1. Yomoda Soba (Ginza)
This popular and cheap restaurant is very particular about their food: the soba noodles are made in-store, the soup uses no chemical seasonings like MSG, etc. The menu is large, but they’re famous for their topping of one entire fried onion. Another recommendation is their homemade curry that uses their soup as a hidden flavor.
Address: Ginza Hakua Building 1F, 4-3-2 Ginza, Chuo-ku, Tokyo (Google Map)
(There is a second branch in Nihonbashi: Yaesu Nakadoori Building 1F, 2-1-20 Nihonbashi, Chuo-ku, Tokyo)
2. Kameya [Shinjuku]
In one corner of this narrow alley filled with drinking places, there’s a soba restaurant that only people in the know know. It’s open 24 hours, but it’s always very crowded, which says a lot about the deliciousness of the food on offer. The dashi used in the soup is very flavorful and goes well with the soft noodles. Being able to eat soba in Shinjuku for just 250 yen is quite a valuable experience in and of itself, isn’t it?
HP: tabelog.com/tokyo/A1304/A130401/13006720/ (Japanese Only)
Address: 1-2-11 Shinjuku, Shinjuku-ku, Tokyo (Google Map)
3. Sagatani [Shibuya]lameken5050/Flickr
This is a restaurant that every soba expert goes to. Their noodles are made with 100% soba flour, and their set that pairs it with crispy fried vegetable kakiage is somehow only 400 yen. You should definitely try the chilled noodles. It comes with hot soba water, so you can experience true traditional Japanese soba.
HP: tabelog.com/tokyo/A1303/A130301/13134451/ (Japanese Only)
Address: Plaza Dogenzaka 1f, 2-25-7 Dogenzaka, Shibuya-ku, Tokyo (Google Map)

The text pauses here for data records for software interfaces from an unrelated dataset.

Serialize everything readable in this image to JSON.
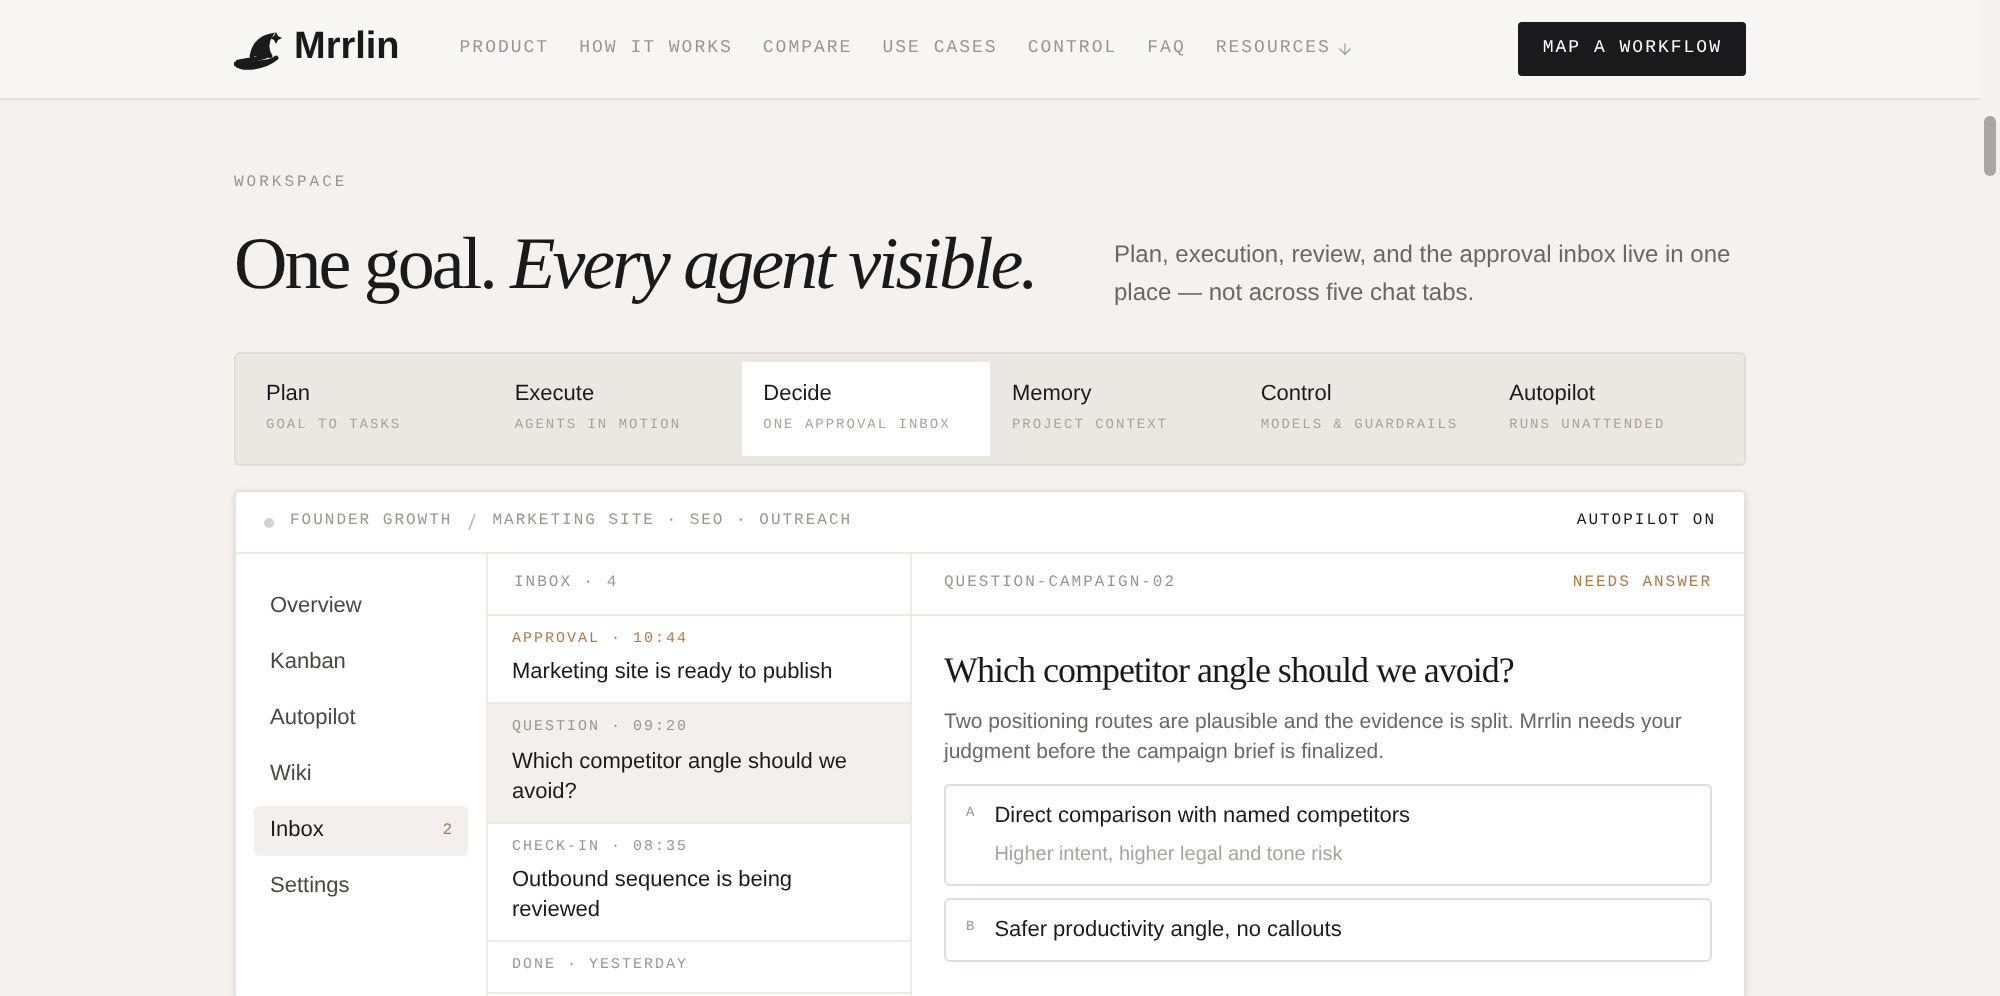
{
  "brand": {
    "name": "Mrrlin"
  },
  "nav": [
    {
      "label": "PRODUCT",
      "dropdown": false
    },
    {
      "label": "HOW IT WORKS",
      "dropdown": false
    },
    {
      "label": "COMPARE",
      "dropdown": false
    },
    {
      "label": "USE CASES",
      "dropdown": false
    },
    {
      "label": "CONTROL",
      "dropdown": false
    },
    {
      "label": "FAQ",
      "dropdown": false
    },
    {
      "label": "RESOURCES",
      "dropdown": true
    }
  ],
  "cta": "MAP A WORKFLOW",
  "eyebrow": "WORKSPACE",
  "headline": {
    "plain": "One goal.",
    "italic": "Every agent visible."
  },
  "intro": "Plan, execution, review, and the approval inbox live in one place — not across five chat tabs.",
  "tabs": [
    {
      "label": "Plan",
      "caption": "GOAL TO TASKS",
      "selected": false
    },
    {
      "label": "Execute",
      "caption": "AGENTS IN MOTION",
      "selected": false
    },
    {
      "label": "Decide",
      "caption": "ONE APPROVAL INBOX",
      "selected": true
    },
    {
      "label": "Memory",
      "caption": "PROJECT CONTEXT",
      "selected": false
    },
    {
      "label": "Control",
      "caption": "MODELS & GUARDRAILS",
      "selected": false
    },
    {
      "label": "Autopilot",
      "caption": "RUNS UNATTENDED",
      "selected": false
    }
  ],
  "workspace": {
    "breadcrumb": [
      "FOUNDER GROWTH",
      "MARKETING SITE · SEO · OUTREACH"
    ],
    "status": "AUTOPILOT ON",
    "sidebar": [
      {
        "label": "Overview",
        "selected": false
      },
      {
        "label": "Kanban",
        "selected": false
      },
      {
        "label": "Autopilot",
        "selected": false
      },
      {
        "label": "Wiki",
        "selected": false
      },
      {
        "label": "Inbox",
        "selected": true,
        "count": "2"
      },
      {
        "label": "Settings",
        "selected": false
      }
    ],
    "inbox": {
      "header": "INBOX · 4",
      "items": [
        {
          "kind": "approval",
          "meta": "APPROVAL · 10:44",
          "title": "Marketing site is ready to publish",
          "selected": false
        },
        {
          "kind": "question",
          "meta": "QUESTION · 09:20",
          "title": "Which competitor angle should we avoid?",
          "selected": true
        },
        {
          "kind": "checkin",
          "meta": "CHECK-IN · 08:35",
          "title": "Outbound sequence is being reviewed",
          "selected": false
        },
        {
          "kind": "done",
          "meta": "DONE · YESTERDAY",
          "selected": false
        }
      ]
    },
    "detail": {
      "id": "QUESTION-CAMPAIGN-02",
      "status": "NEEDS ANSWER",
      "title": "Which competitor angle should we avoid?",
      "body": "Two positioning routes are plausible and the evidence is split. Mrrlin needs your judgment before the campaign brief is finalized.",
      "options": [
        {
          "letter": "A",
          "title": "Direct comparison with named competitors",
          "note": "Higher intent, higher legal and tone risk"
        },
        {
          "letter": "B",
          "title": "Safer productivity angle, no callouts"
        }
      ]
    }
  }
}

4. Fuji Soba [All over Tokyo]Fumitake Ishibashi/Flickr
There are so many Fuji Soba restaurants in Tokyo that it’s almost certain there will be one by the train station. Most of them are open 24 hours, making it a very useful restaurant where you can eat at any time of the day. They are particular about their food, using only freshly boiled noodles and home-made soup. Some branches offer alcohol, so you can enjoy a beer as you slurp your noodles.
HP: fujisoba.co.jp/ (Japanese Only)

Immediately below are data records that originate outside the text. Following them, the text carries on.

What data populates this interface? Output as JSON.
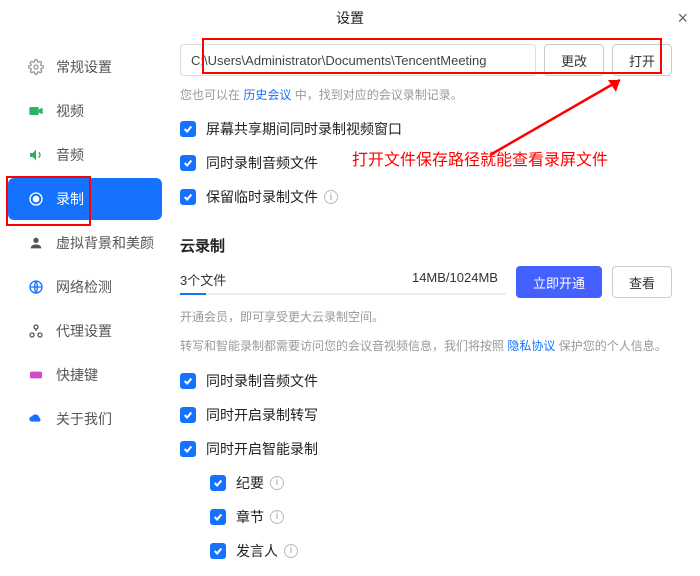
{
  "title": "设置",
  "sidebar": {
    "items": [
      {
        "label": "常规设置"
      },
      {
        "label": "视频"
      },
      {
        "label": "音频"
      },
      {
        "label": "录制"
      },
      {
        "label": "虚拟背景和美颜"
      },
      {
        "label": "网络检测"
      },
      {
        "label": "代理设置"
      },
      {
        "label": "快捷键"
      },
      {
        "label": "关于我们"
      }
    ]
  },
  "main": {
    "path": "C:\\Users\\Administrator\\Documents\\TencentMeeting",
    "btn_change": "更改",
    "btn_open": "打开",
    "note_pre": "您也可以在 ",
    "note_link": "历史会议",
    "note_post": " 中，找到对应的会议录制记录。",
    "chk_screen": "屏幕共享期间同时录制视频窗口",
    "chk_audio1": "同时录制音频文件",
    "chk_temp": "保留临时录制文件",
    "cloud": {
      "title": "云录制",
      "files": "3个文件",
      "size": "14MB/1024MB",
      "btn_open": "立即开通",
      "btn_view": "查看",
      "note1": "开通会员，即可享受更大云录制空间。",
      "note2_pre": "转写和智能录制都需要访问您的会议音视频信息，我们将按照 ",
      "note2_link": "隐私协议",
      "note2_post": " 保护您的个人信息。"
    },
    "chk_audio2": "同时录制音频文件",
    "chk_trans": "同时开启录制转写",
    "chk_smart": "同时开启智能录制",
    "chk_summary": "纪要",
    "chk_chapter": "章节",
    "chk_speaker": "发言人"
  },
  "annotation": "打开文件保存路径就能查看录屏文件"
}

Address: Aoki Building 1F, 1-6-1 Yaesu, Chuo-ku, Tokyo (among others) (Google Map)
5. Kinojiya [Ueno]
This slightly different restaurant is made with the concept of pairing “impressive soba and refined wine”. Of course, they use absolutely no fillers in their noodles. Their popular dish is foie gras espuma-mori. You’ll grow addicted to the fluffy, mousse foie gras settling into the soup.
HP: www.kinojiya.com/ (Japanese Only)

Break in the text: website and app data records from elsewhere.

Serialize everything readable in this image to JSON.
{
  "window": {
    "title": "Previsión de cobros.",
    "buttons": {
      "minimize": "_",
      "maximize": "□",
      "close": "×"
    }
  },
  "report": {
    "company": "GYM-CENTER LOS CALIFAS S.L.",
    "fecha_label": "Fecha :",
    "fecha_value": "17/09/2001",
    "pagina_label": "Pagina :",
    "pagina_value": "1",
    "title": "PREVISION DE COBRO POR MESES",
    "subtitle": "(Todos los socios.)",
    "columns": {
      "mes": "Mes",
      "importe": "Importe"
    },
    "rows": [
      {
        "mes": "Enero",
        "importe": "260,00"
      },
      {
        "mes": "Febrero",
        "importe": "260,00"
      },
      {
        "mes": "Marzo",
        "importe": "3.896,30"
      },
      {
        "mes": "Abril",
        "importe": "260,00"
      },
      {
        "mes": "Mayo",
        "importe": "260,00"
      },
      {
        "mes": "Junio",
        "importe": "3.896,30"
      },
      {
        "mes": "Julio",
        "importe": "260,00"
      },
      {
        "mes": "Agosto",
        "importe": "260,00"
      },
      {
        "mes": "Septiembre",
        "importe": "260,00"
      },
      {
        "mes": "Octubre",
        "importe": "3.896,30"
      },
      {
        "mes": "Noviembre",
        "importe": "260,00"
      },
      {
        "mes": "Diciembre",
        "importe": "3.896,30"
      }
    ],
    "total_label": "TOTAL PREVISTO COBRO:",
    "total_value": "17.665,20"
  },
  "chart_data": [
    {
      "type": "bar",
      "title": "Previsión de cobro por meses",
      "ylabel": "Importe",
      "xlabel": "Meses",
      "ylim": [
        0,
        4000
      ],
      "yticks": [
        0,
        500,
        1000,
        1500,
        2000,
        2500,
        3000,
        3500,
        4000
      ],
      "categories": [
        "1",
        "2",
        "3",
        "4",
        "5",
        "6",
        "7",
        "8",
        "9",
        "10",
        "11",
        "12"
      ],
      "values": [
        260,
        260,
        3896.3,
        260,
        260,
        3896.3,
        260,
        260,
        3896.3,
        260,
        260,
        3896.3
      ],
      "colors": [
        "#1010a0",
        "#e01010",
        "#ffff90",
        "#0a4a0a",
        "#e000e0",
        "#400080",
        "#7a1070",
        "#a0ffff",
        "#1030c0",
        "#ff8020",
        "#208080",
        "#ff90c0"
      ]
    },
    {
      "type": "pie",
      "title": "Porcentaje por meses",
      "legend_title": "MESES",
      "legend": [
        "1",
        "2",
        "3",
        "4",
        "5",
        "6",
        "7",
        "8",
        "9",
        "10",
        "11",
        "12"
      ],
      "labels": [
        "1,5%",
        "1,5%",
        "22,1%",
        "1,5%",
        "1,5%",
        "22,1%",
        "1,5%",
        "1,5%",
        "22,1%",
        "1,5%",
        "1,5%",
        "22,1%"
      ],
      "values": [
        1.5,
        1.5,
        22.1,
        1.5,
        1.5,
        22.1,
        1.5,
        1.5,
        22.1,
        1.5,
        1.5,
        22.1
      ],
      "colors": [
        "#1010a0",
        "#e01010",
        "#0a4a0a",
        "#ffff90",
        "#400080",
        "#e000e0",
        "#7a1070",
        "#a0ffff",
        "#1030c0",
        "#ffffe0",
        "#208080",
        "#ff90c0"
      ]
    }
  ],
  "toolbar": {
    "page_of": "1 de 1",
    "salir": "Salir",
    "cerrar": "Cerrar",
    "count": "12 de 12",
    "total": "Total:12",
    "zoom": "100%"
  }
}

Address: 1-52 Ueno Koen, Taito-ku, Tokyo (Google Map)
6. Pont Neuf (Pon’nuffu) [Shinbashi]
Just 30 seconds from the station! This well-renowned restaurant was founded in 1967 and has continued to support the stomachs of Tokyo’s working men since then. It should only take a minute from when you order to receiving your food, so you can easily time when you’ll need to leave to make the train. The katsuo in the soup flavors it perfectly, giving it a deep refined taste.
HP: tabelog.com/tokyo/A1301/A130103/13039454/ (Japanese Only)
Address: 2-17-14 Shinbashi, Minato-ku, Tokyo (Google Map)
7. Soba Yoshi [Nihonbashi]
This soba restaurant is managed by a katsuobushi wholesaler. Of course, this means that they don’t use any chemical seasonings in their soup. They also make their own thin noodles. Powdered katsuo is offered for free, so many people order rice and raw egg and create an exquisite tamago kake gohan (raw egg on rice) covered in the powdered katsuo.
HP: tabelog.com/tokyo/A1302/A130202/13006306/ (Japanese Only)
Address: Honmachi Yamazaki Building 1F, 1-1-7 Nihonbashi Honmachi 1-1-7, Chuo-ku, Tokyo (Google Map)